▶ [PROBLEM REQUIREMENTS] Determine the number of lines in the data that contain "Search", and write only that number.

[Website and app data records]
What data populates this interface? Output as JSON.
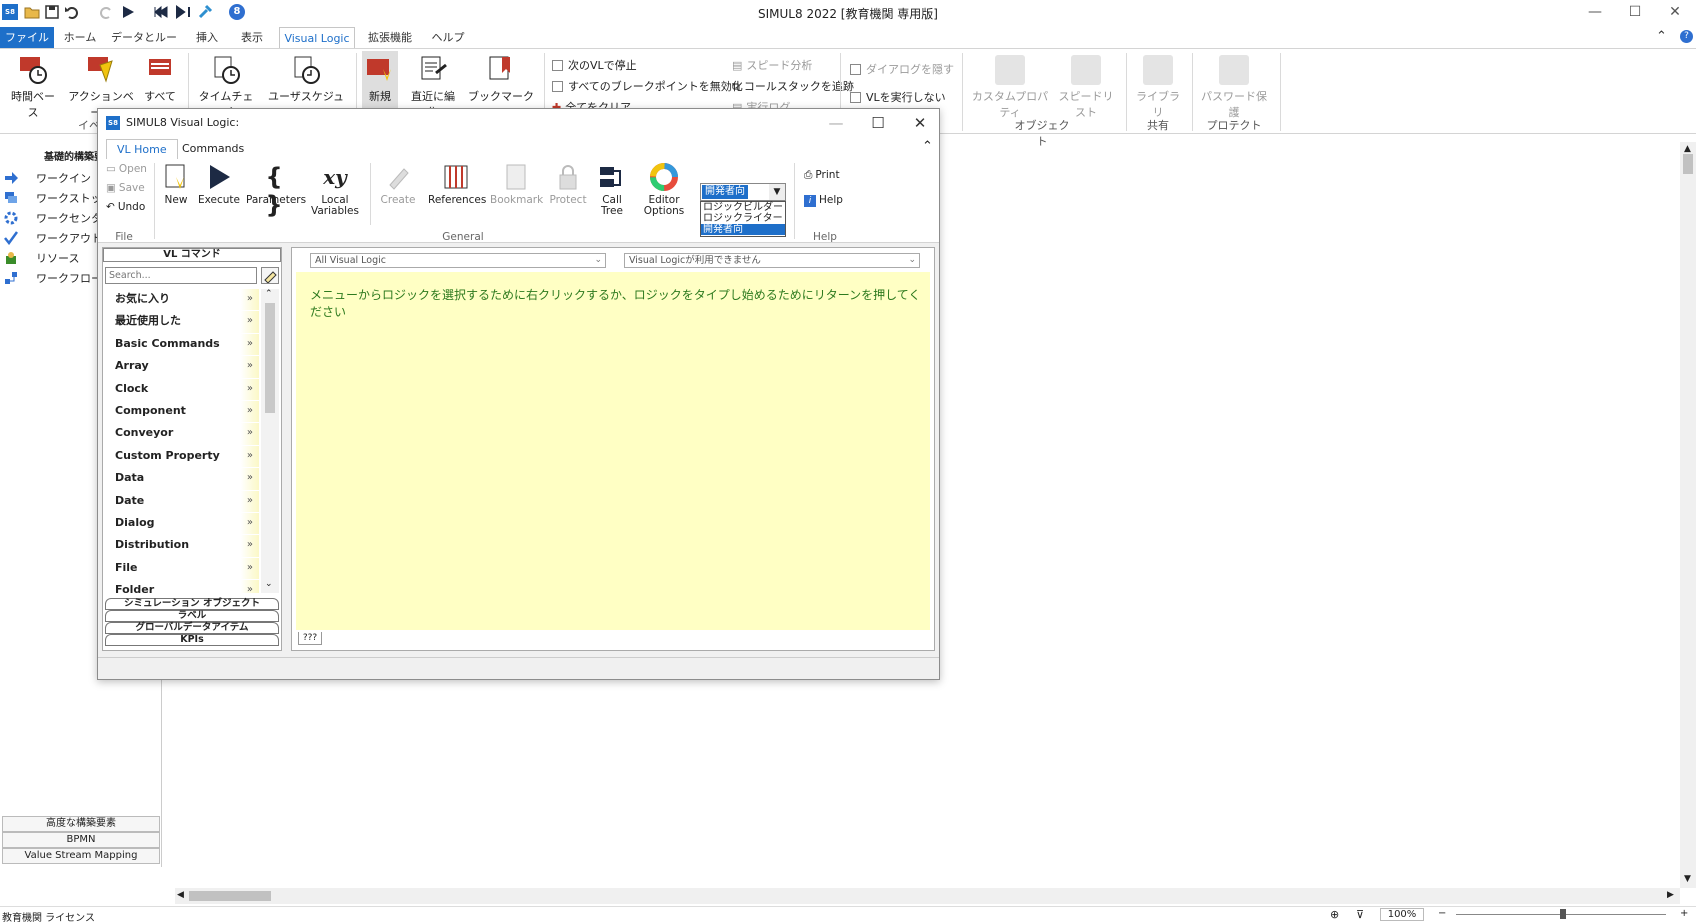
{
  "app": {
    "title": "SIMUL8 2022 [教育機関 専用版]"
  },
  "ribbon": {
    "tabs": [
      "ファイル",
      "ホーム",
      "データとルール",
      "挿入",
      "表示",
      "Visual Logic",
      "拡張機能",
      "ヘルプ"
    ],
    "buttons": {
      "time_based": "時間ベース",
      "action_based": "アクションベース",
      "all": "すべて",
      "time_check": "タイムチェック",
      "user_schedule": "ユーザスケジュール",
      "new": "新規",
      "recent_edit": "直近に編集",
      "to_bookmark": "ブックマークへ",
      "stop_at_next_vl": "次のVLで停止",
      "disable_all_breakpoints": "すべてのブレークポイントを無効化",
      "clear_all": "全てをクリア",
      "speed_analysis": "スピード分析",
      "call_stack_trace": "コールスタックを追跡",
      "execution_log": "実行ログ",
      "hide_dialog": "ダイアログを隠す",
      "dont_run_vl": "VLを実行しない",
      "custom_property": "カスタムプロパティ",
      "speed_list": "スピードリスト",
      "library": "ライブラリ",
      "password_protect": "パスワード保護"
    },
    "groups": {
      "event": "イベ",
      "object": "オブジェクト",
      "share": "共有",
      "protect": "プロテクト"
    }
  },
  "left_panel": {
    "header": "基礎的構築要",
    "items": [
      "ワークイン",
      "ワークストッ",
      "ワークセンタ",
      "ワークアウト",
      "リソース",
      "ワークフローを"
    ],
    "bottom": [
      "高度な構築要素",
      "BPMN",
      "Value Stream Mapping"
    ]
  },
  "status_bar": {
    "license": "教育機関 ライセンス",
    "zoom": "100%"
  },
  "dialog": {
    "title": "SIMUL8 Visual Logic:",
    "tabs": [
      "VL Home",
      "Commands"
    ],
    "file": {
      "open": "Open",
      "save": "Save",
      "undo": "Undo",
      "group": "File"
    },
    "general": {
      "new": "New",
      "execute": "Execute",
      "parameters": "Parameters",
      "local_variables": "Local Variables",
      "create": "Create",
      "references": "References",
      "bookmark": "Bookmark",
      "protect": "Protect",
      "call_tree": "Call Tree",
      "editor_options": "Editor Options",
      "group": "General"
    },
    "mode": {
      "selected": "開発者向",
      "options": [
        "ロジックビルダー",
        "ロジックライター",
        "開発者向"
      ]
    },
    "help": {
      "print": "Print",
      "help": "Help",
      "group": "Help"
    },
    "commands_panel": {
      "header": "VL コマンド",
      "search_placeholder": "Search...",
      "items": [
        "お気に入り",
        "最近使用した",
        "Basic Commands",
        "Array",
        "Clock",
        "Component",
        "Conveyor",
        "Custom Property",
        "Data",
        "Date",
        "Dialog",
        "Distribution",
        "File",
        "Folder"
      ],
      "categories": [
        "シミュレーション オブジェクト",
        "ラベル",
        "グローバルデータアイテム",
        "KPIs"
      ]
    },
    "editor": {
      "scope_combo": "All Visual Logic",
      "vl_combo": "Visual Logicが利用できません",
      "hint": "メニューからロジックを選択するために右クリックするか、ロジックをタイプし始めるためにリターンを押してください",
      "tab": "???"
    }
  }
}
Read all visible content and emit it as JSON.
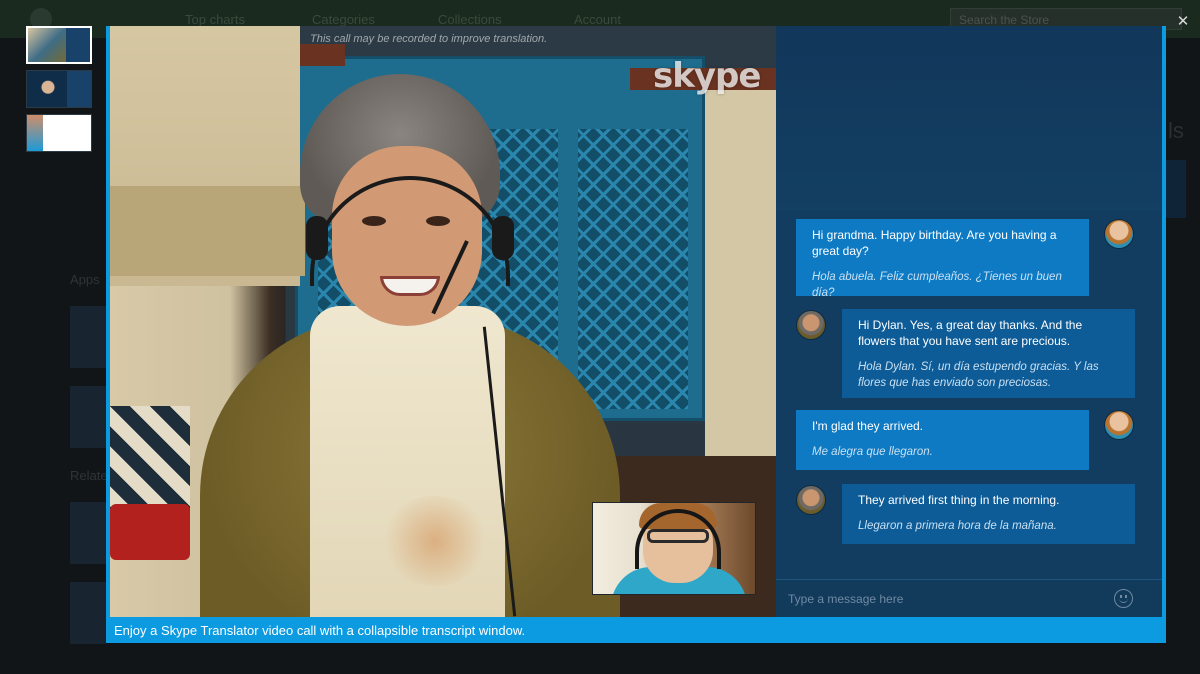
{
  "background_page": {
    "nav": [
      "Top charts",
      "Categories",
      "Collections",
      "Account"
    ],
    "search_placeholder": "Search the Store",
    "section_apps": "Apps",
    "section_related": "Related"
  },
  "thumbnails": [
    {
      "label": "Screenshot 1",
      "active": true
    },
    {
      "label": "Screenshot 2",
      "active": false
    },
    {
      "label": "Screenshot 3",
      "active": false
    }
  ],
  "video": {
    "record_note": "This call may be recorded to improve translation.",
    "watermark": "skype"
  },
  "transcript": {
    "messages": [
      {
        "from": "Dylan",
        "direction": "sent",
        "original": "Hi grandma. Happy birthday. Are you having a great day?",
        "translation": "Hola abuela. Feliz cumpleaños. ¿Tienes un buen día?"
      },
      {
        "from": "Grandma",
        "direction": "received",
        "original": "Hi Dylan. Yes, a great day thanks. And the flowers that you have sent are precious.",
        "translation": "Hola Dylan. Sí, un día estupendo gracias. Y las flores que has enviado son preciosas."
      },
      {
        "from": "Dylan",
        "direction": "sent",
        "original": "I'm glad they arrived.",
        "translation": "Me alegra que llegaron."
      },
      {
        "from": "Grandma",
        "direction": "received",
        "original": "They arrived first thing in the morning.",
        "translation": "Llegaron a primera hora de la mañana."
      }
    ],
    "input_placeholder": "Type a message here"
  },
  "caption": "Enjoy a Skype Translator video call with a collapsible transcript window.",
  "icons": {
    "close": "close-icon",
    "emoji": "emoji-icon",
    "more": "more-options-icon"
  },
  "colors": {
    "frame_blue": "#0c9ae0",
    "panel_navy": "#123d60",
    "bubble_sent": "#0e7ac3",
    "bubble_received": "#0d5b97"
  }
}
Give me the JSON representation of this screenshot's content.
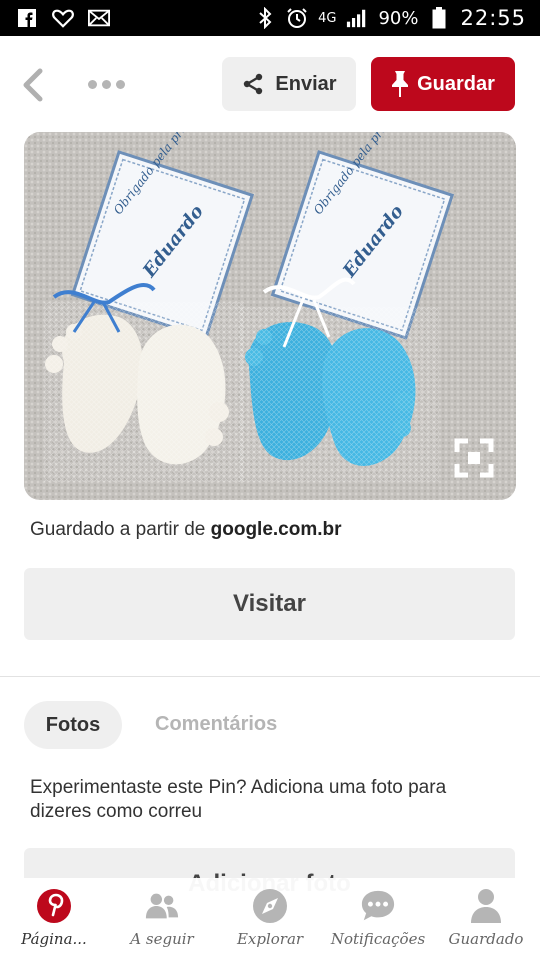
{
  "status_bar": {
    "network": "4G",
    "battery": "90%",
    "time": "22:55"
  },
  "header": {
    "send_label": "Enviar",
    "save_label": "Guardar"
  },
  "pin": {
    "card_text_1": "Obrigado pela presença!",
    "card_text_2": "Eduardo",
    "saved_from_prefix": "Guardado a partir de ",
    "saved_from_domain": "google.com.br",
    "visit_label": "Visitar"
  },
  "tabs": {
    "photos": "Fotos",
    "comments": "Comentários"
  },
  "prompt": {
    "text": "Experimentaste este Pin? Adiciona uma foto para dizeres como correu",
    "add_photo_label": "Adicionar foto"
  },
  "bottom_nav": [
    {
      "label": "Página...",
      "icon": "pinterest-logo-icon",
      "active": true
    },
    {
      "label": "A seguir",
      "icon": "people-icon",
      "active": false
    },
    {
      "label": "Explorar",
      "icon": "compass-icon",
      "active": false
    },
    {
      "label": "Notificações",
      "icon": "speech-bubble-icon",
      "active": false
    },
    {
      "label": "Guardado",
      "icon": "person-icon",
      "active": false
    }
  ],
  "colors": {
    "brand_red": "#bd081c",
    "button_gray": "#efefef",
    "icon_gray": "#b5b5b5"
  }
}
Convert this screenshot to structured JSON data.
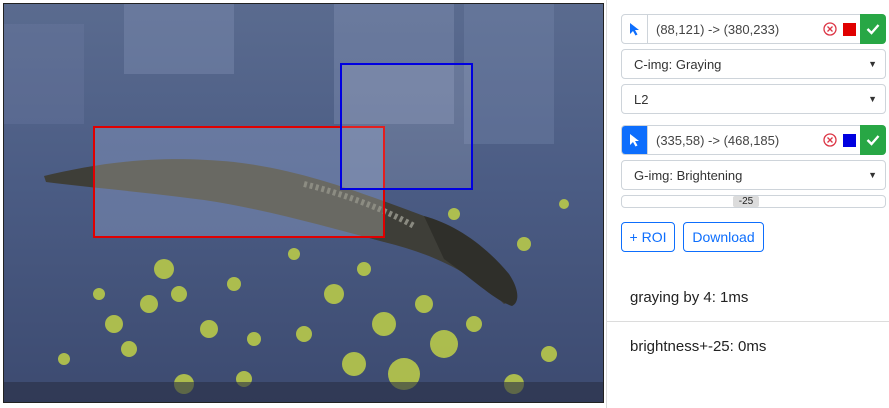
{
  "roi_1": {
    "coords": "(88,121) -> (380,233)",
    "color": "#e00000",
    "filter": "C-img: Graying",
    "metric": "L2"
  },
  "roi_2": {
    "coords": "(335,58) -> (468,185)",
    "color": "#0000e0",
    "filter": "G-img: Brightening",
    "slider_value": "-25",
    "slider_fraction": 0.47
  },
  "actions": {
    "add_roi_label": "+ ROI",
    "download_label": "Download"
  },
  "log": [
    "graying by 4: 1ms",
    "brightness+-25: 0ms"
  ],
  "colors": {
    "accent": "#0d6efd",
    "apply": "#28a745",
    "remove": "#dc3545"
  }
}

▶ [RESPONSE TO THIS EXERCISE] 2